» How to complete this task
Only lines containing "title" belong in the answer, each copied from the entries below.

BEGIN Input data

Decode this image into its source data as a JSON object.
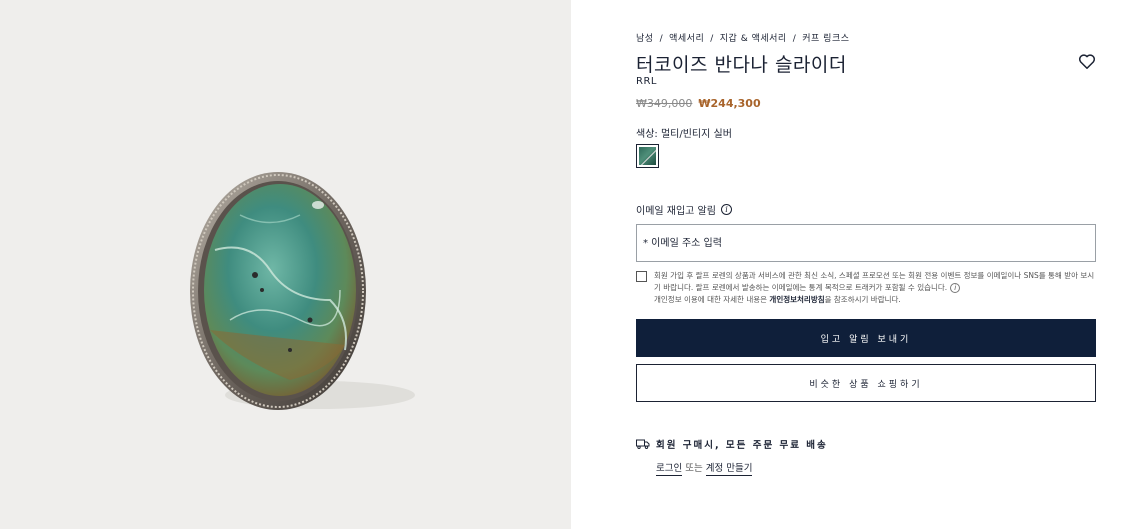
{
  "breadcrumb": [
    "남성",
    "액세서리",
    "지갑 & 액세서리",
    "커프 링크스"
  ],
  "product": {
    "title": "터코이즈 반다나 슬라이더",
    "brand": "RRL",
    "original_price": "₩349,000",
    "sale_price": "₩244,300",
    "color_label": "색상: 멀티/빈티지 실버",
    "swatch_color": "#2f6a5a"
  },
  "restock": {
    "label": "이메일 재입고 알림",
    "email_placeholder": "* 이메일 주소 입력",
    "consent_text": "회원 가입 후 랄프 로렌의 상품과 서비스에 관한 최신 소식, 스페셜 프로모션 또는 회원 전용 이벤트 정보를 이메일이나 SNS를 통해 받아 보시기 바랍니다. 랄프 로렌에서 발송하는 이메일에는 통계 목적으로 트래커가 포함될 수 있습니다.",
    "privacy_prefix": "개인정보 이용에 대한 자세한 내용은 ",
    "privacy_link": "개인정보처리방침",
    "privacy_suffix": "을 참조하시기 바랍니다."
  },
  "buttons": {
    "notify": "입고 알림 보내기",
    "similar": "비슷한 상품 쇼핑하기"
  },
  "shipping": {
    "text": "회원 구매시, 모든 주문 무료 배송",
    "login": "로그인",
    "or": "또는",
    "create_account": "계정 만들기"
  },
  "colors": {
    "navy": "#0f1f3a",
    "sale": "#a8642b",
    "image_bg": "#efeeec"
  }
}
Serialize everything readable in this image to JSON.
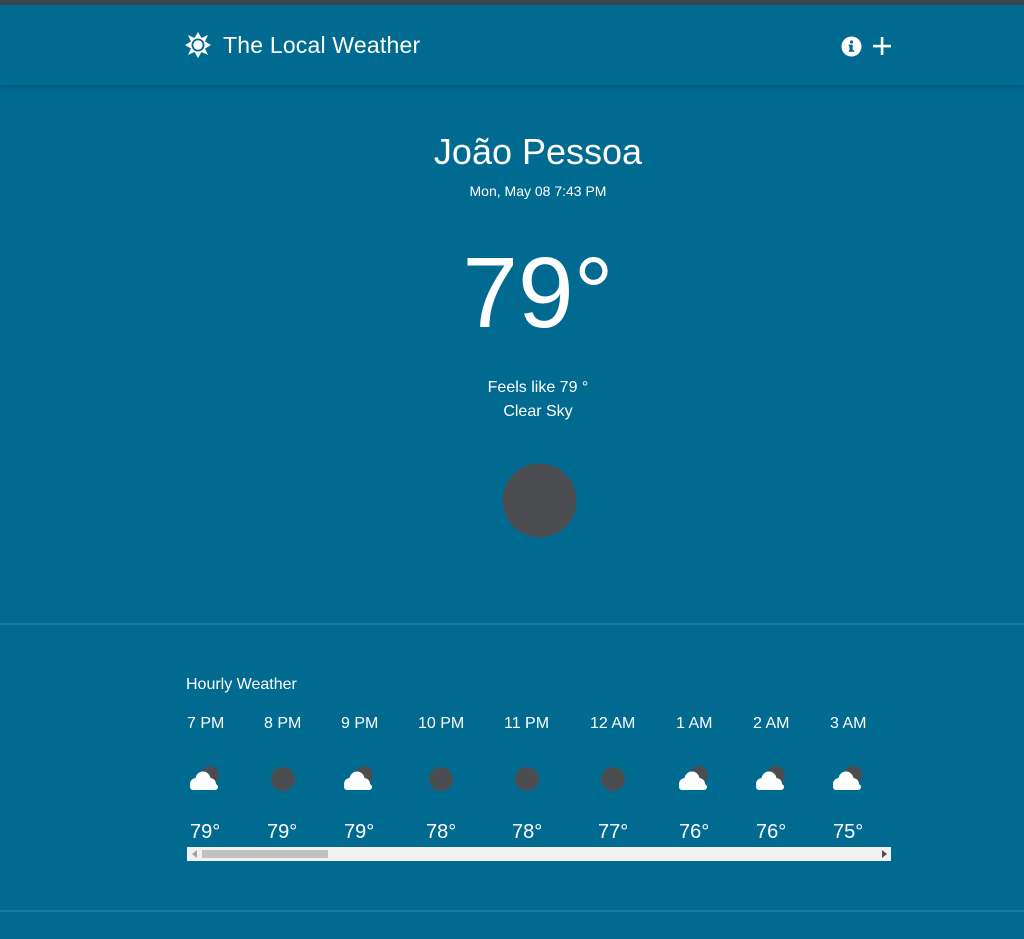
{
  "app": {
    "title": "The Local Weather",
    "icons": [
      "sun-icon",
      "info-icon",
      "plus-icon"
    ]
  },
  "current": {
    "city": "João Pessoa",
    "datetime": "Mon, May 08 7:43 PM",
    "temperature": "79°",
    "feels_like": "Feels like 79 °",
    "description": "Clear Sky",
    "icon": "clear-night-icon"
  },
  "hourly": {
    "title": "Hourly Weather",
    "items": [
      {
        "time": "7 PM",
        "temp": "79°",
        "icon": "partly-cloudy-night-icon"
      },
      {
        "time": "8 PM",
        "temp": "79°",
        "icon": "clear-night-icon"
      },
      {
        "time": "9 PM",
        "temp": "79°",
        "icon": "partly-cloudy-night-icon"
      },
      {
        "time": "10 PM",
        "temp": "78°",
        "icon": "clear-night-icon"
      },
      {
        "time": "11 PM",
        "temp": "78°",
        "icon": "clear-night-icon"
      },
      {
        "time": "12 AM",
        "temp": "77°",
        "icon": "clear-night-icon"
      },
      {
        "time": "1 AM",
        "temp": "76°",
        "icon": "partly-cloudy-night-icon"
      },
      {
        "time": "2 AM",
        "temp": "76°",
        "icon": "partly-cloudy-night-icon"
      },
      {
        "time": "3 AM",
        "temp": "75°",
        "icon": "partly-cloudy-night-icon"
      }
    ]
  },
  "colors": {
    "background": "#006a90",
    "top_strip": "#37474f",
    "moon": "#4a4c50",
    "cloud": "#ffffff",
    "text": "#ffffff"
  }
}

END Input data

» Answer to this task
    "title": "터코이즈 반다나 슬라이더",
    "title": "The Local Weather",
    "title": "Hourly Weather",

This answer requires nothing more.